Excerpts from an interface dataset
┄┄┄┄┄┄┄┄┄┄┄┄┄┄┄┄┄┄┄┄
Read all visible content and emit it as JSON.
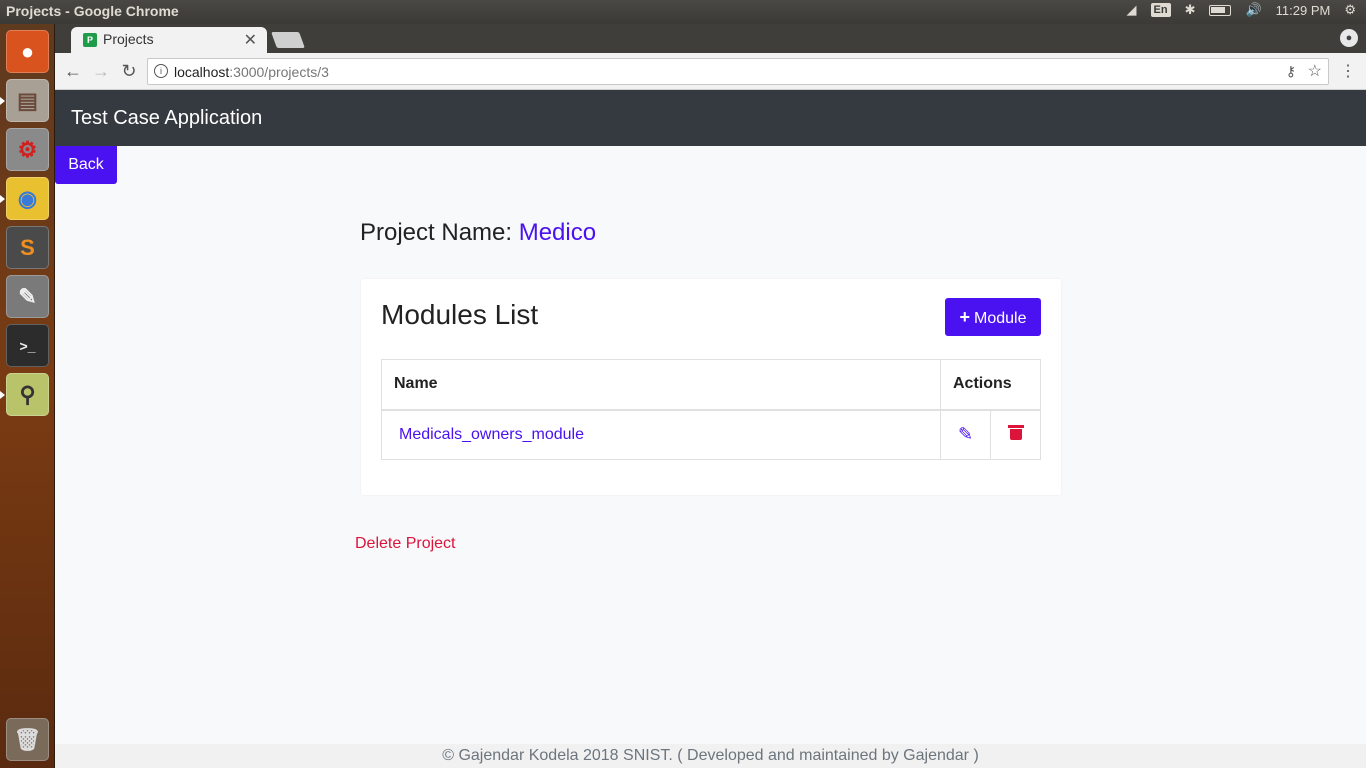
{
  "os": {
    "window_title": "Projects - Google Chrome",
    "keyboard_layout": "En",
    "clock": "11:29 PM",
    "launcher_items": [
      {
        "name": "ubuntu-dash",
        "icon": "ubuntu-logo-icon",
        "color": "#d9531e"
      },
      {
        "name": "files",
        "icon": "file-cabinet-icon",
        "color": "#a8a095"
      },
      {
        "name": "system-settings",
        "icon": "gear-wrench-icon",
        "color": "#8a8a8a"
      },
      {
        "name": "chrome",
        "icon": "chrome-icon",
        "color": "#e8c030"
      },
      {
        "name": "sublime-text",
        "icon": "sublime-s-icon",
        "color": "#4a4a4a"
      },
      {
        "name": "text-editor",
        "icon": "notepad-pencil-icon",
        "color": "#7a7a7a"
      },
      {
        "name": "terminal",
        "icon": "terminal-icon",
        "color": "#2c2c2c"
      },
      {
        "name": "log-viewer",
        "icon": "magnifier-doc-icon",
        "color": "#b9c46a"
      },
      {
        "name": "trash",
        "icon": "trash-can-icon",
        "color": "#7a6a5a"
      }
    ]
  },
  "browser": {
    "tab_title": "Projects",
    "url_host": "localhost",
    "url_rest": ":3000/projects/3"
  },
  "app": {
    "brand": "Test Case Application",
    "back_label": "Back",
    "project_label": "Project Name: ",
    "project_name": "Medico",
    "card_title": "Modules List",
    "add_module_label": "Module",
    "columns": [
      "Name",
      "Actions"
    ],
    "modules": [
      {
        "name": "Medicals_owners_module"
      }
    ],
    "delete_project_label": "Delete Project",
    "footer": "© Gajendar Kodela 2018 SNIST. ( Developed and maintained by Gajendar )"
  },
  "colors": {
    "primary": "#4a12f0",
    "danger": "#dc143c",
    "navbar": "#343a40"
  }
}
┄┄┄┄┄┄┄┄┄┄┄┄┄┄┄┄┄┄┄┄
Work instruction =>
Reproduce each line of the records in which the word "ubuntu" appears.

Your solution =>
        "name": "ubuntu-dash",
        "icon": "ubuntu-logo-icon",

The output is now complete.